1997 Chevrolet Cavalier
by Laura Heilig--Woman on Wheels
SEE ALSO: Chevrolet Buyer's Guide
Okay, so I admit it. I'm not the best shifter in the world. When you are used to driving an automatic every day, you get out of the habit. It may be the most economical way to buy a car, but shifting is definitely an art form. I have to admit though, I wish I would have had this Chevy Cavalier when I was learning how to drive a car, because it tells you when to shift. In fact, if I had to sum up my test drive of the Cavalier in two words, they would be: Starter Car.
Cavalier has been a staple of the Chevy line for many years, but up until the last few years it was not a nice looking car. This time Chevy did not sacrifice beauty for affordability. Cavalier is a very sleek looking car. I was surprised how many people approached me to ask about this car. Most of them thought it was a new sports car, not a compact. The deck lid spoiler, deluxe trunk trim, and body side moldings create an aerodynamic sporty look.
Where Cavalier loses its sport facade is when you look into the interior. Their choice for upholstery leaves a lot to be desired. The seats were decked in gray with red splotches all over them, a choice they call graphite sport cloth. I highly recommend you do not choose this upholstery and pay the extra money, whatever it is, to get a nicer looking interior. It looks like someone was murdered in it.
Driving this car was very pleasant. The seats are extremely comfortable for an economy car, unlike the Neon with its flat, contour-less seats. Cavalier also has great visibility through all of its windows. The armrests molded on the door were perfectly placed and added support on my long drives to work. For a two-door coupe, the back seat is very large and could quite conceivably fit three people comfortably. This seat also folds down to add to the already large trunk space.

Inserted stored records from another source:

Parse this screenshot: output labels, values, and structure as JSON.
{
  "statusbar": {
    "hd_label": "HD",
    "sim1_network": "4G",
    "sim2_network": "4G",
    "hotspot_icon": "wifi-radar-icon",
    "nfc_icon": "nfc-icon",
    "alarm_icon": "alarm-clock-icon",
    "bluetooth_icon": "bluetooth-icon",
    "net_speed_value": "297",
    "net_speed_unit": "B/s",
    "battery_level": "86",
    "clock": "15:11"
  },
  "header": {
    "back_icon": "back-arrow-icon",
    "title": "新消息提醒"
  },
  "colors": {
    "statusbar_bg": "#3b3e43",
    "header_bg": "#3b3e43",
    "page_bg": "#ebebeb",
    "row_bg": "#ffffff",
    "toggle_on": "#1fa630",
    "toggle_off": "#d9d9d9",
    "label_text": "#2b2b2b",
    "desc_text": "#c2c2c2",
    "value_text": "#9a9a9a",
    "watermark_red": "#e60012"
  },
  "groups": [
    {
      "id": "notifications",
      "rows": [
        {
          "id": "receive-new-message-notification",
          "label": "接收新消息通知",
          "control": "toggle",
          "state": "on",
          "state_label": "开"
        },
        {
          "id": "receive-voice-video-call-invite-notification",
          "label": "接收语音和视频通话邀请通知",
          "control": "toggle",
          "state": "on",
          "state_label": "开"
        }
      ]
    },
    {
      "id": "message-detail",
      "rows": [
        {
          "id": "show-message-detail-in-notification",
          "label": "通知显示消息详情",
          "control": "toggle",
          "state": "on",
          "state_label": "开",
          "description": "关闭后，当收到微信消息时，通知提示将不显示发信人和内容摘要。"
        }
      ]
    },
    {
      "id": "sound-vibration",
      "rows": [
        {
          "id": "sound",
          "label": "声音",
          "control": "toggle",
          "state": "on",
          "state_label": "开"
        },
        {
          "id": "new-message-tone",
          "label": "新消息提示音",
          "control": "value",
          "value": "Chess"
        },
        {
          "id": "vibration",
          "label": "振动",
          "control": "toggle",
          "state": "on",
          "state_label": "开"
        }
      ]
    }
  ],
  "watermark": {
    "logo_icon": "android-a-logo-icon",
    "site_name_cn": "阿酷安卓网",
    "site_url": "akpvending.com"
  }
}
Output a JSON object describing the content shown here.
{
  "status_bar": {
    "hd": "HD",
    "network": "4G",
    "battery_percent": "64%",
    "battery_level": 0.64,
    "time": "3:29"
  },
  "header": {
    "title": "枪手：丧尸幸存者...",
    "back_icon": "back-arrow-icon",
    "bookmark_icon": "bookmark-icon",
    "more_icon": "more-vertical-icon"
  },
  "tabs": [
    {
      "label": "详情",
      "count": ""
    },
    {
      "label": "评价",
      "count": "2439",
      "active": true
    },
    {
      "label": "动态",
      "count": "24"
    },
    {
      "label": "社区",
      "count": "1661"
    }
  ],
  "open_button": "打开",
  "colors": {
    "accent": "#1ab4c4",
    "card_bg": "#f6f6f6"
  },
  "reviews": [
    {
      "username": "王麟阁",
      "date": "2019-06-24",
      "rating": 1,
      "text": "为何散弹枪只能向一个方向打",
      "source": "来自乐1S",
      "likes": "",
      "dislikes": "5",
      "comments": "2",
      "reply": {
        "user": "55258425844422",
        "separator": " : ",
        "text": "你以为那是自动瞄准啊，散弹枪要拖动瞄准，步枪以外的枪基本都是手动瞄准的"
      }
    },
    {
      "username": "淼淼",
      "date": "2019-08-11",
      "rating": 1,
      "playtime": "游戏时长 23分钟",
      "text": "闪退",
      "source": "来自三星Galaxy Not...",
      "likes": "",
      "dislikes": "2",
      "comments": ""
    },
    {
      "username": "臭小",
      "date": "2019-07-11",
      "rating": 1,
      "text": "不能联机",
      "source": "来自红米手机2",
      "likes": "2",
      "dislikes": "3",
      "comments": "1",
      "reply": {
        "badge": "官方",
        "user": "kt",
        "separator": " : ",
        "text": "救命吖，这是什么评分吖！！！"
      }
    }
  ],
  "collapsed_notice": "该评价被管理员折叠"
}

Small cars are great because with their limited interior space, you can usually find everything very easily. Cavalier is no exception. The console is cleverly thought out to provide plenty of pockets for those extra driving accessories and a set of deep, stable cup holders. The stick shift is very small and takes some time getting used to, but I liked its ease of handling and shorter shifting movements. This Cavalier has two large mirrors on the passenger and driver visors and is equipped with a keyless remote. The lighter is very poorly placed under the steering wheel. For those of you who would consistently use the lighter for your phone, CD player, or radar detector, this feature is very inconvenient.
The Cavalier corners very well, due in part to its sport suspension and MacPherson struts. Chevy has also designed a very powerful 2.4-liter engine. The Z24 gets an average 33 mpg on the highway, 23 mpg in the city. The engine is sophisticated enough to want to run itself. In fact, a light on the dash goes on when the engine has hit 2100 rpm to let you know it is time to shift. For a beginning, five-speed manual transmission driver or someone concerned with optimum fuel economy, this feature is very helpful; however, for people who opt to shift at a higher rpm, this light soon becomes annoying. The engine also complains loudly if it is not running in a higher gear.
I enjoy guessing how much a car is while I am driving it, waiting until the last day to check the actual price. Compared to my estimates, most cars are way too overpriced for what they show me on the road. The Cavalier's price nailed my estimate almost perfectly. Starting at $14,500 and ranging to $16,300 with options, Cavalier is competitive in its class. Spending the extra money for the better option packages is well worth it for this car, but if this is your first car, you could probably live without the high performance engine, the power windows and locks, and the keyless remote.